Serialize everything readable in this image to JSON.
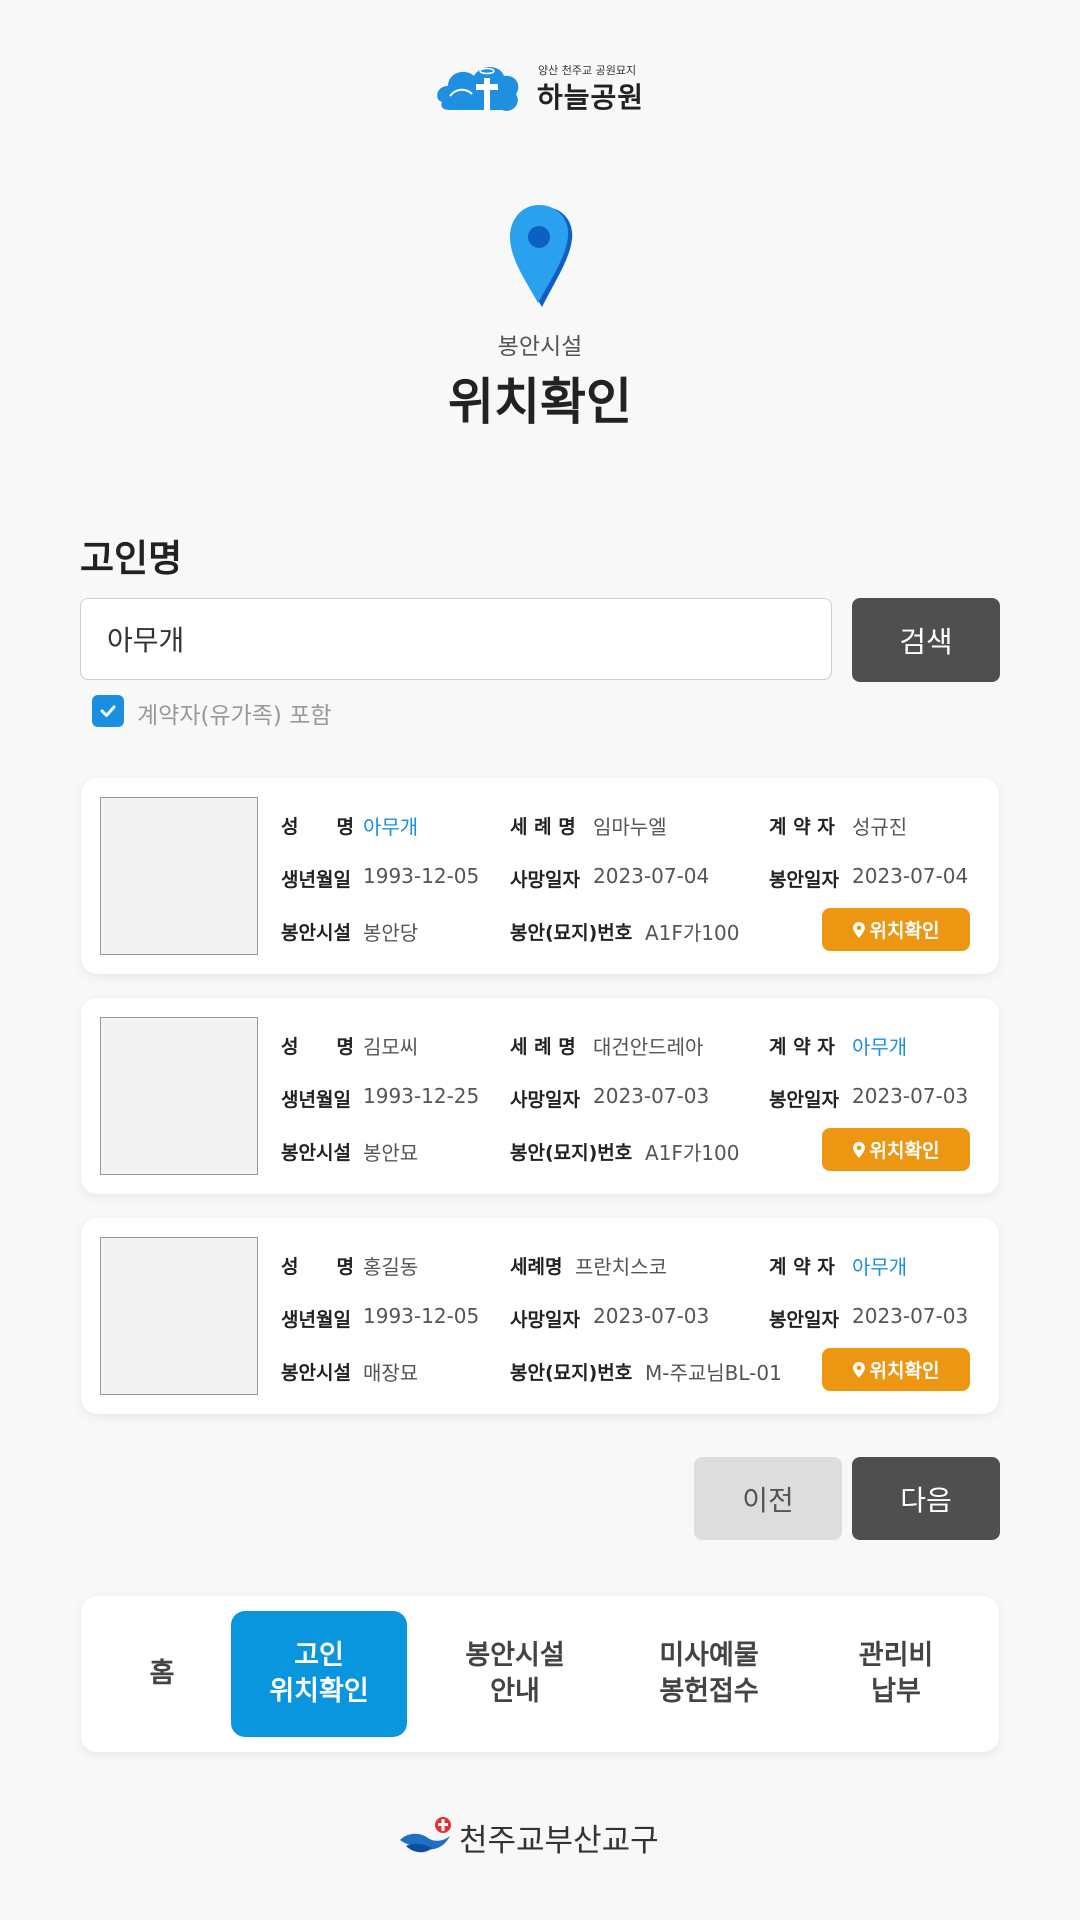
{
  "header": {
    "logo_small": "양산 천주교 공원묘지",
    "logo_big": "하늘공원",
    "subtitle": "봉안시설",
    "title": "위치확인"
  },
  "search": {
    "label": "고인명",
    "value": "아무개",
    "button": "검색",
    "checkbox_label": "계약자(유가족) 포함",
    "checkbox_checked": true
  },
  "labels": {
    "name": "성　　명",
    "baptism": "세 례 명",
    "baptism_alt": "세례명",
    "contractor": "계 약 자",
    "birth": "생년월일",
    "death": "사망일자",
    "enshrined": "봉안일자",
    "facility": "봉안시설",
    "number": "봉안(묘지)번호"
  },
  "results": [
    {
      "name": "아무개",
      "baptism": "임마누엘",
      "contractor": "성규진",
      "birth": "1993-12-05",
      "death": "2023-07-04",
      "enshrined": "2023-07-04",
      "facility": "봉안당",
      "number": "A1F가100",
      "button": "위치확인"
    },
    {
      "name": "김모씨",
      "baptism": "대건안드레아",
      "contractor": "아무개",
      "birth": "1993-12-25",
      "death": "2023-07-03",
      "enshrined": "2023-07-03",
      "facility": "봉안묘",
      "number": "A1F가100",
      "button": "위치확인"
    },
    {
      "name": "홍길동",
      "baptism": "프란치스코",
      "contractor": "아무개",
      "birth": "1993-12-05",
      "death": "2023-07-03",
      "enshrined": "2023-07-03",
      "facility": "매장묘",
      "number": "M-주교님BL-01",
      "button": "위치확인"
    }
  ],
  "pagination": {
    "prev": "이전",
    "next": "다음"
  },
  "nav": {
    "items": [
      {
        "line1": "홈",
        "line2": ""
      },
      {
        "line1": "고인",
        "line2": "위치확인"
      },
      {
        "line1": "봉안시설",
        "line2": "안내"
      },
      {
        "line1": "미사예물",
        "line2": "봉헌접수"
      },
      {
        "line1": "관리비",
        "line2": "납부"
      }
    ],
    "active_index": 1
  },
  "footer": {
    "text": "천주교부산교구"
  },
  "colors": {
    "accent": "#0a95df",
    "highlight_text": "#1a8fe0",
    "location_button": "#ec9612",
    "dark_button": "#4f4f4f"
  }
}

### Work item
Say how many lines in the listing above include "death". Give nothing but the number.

### Response
4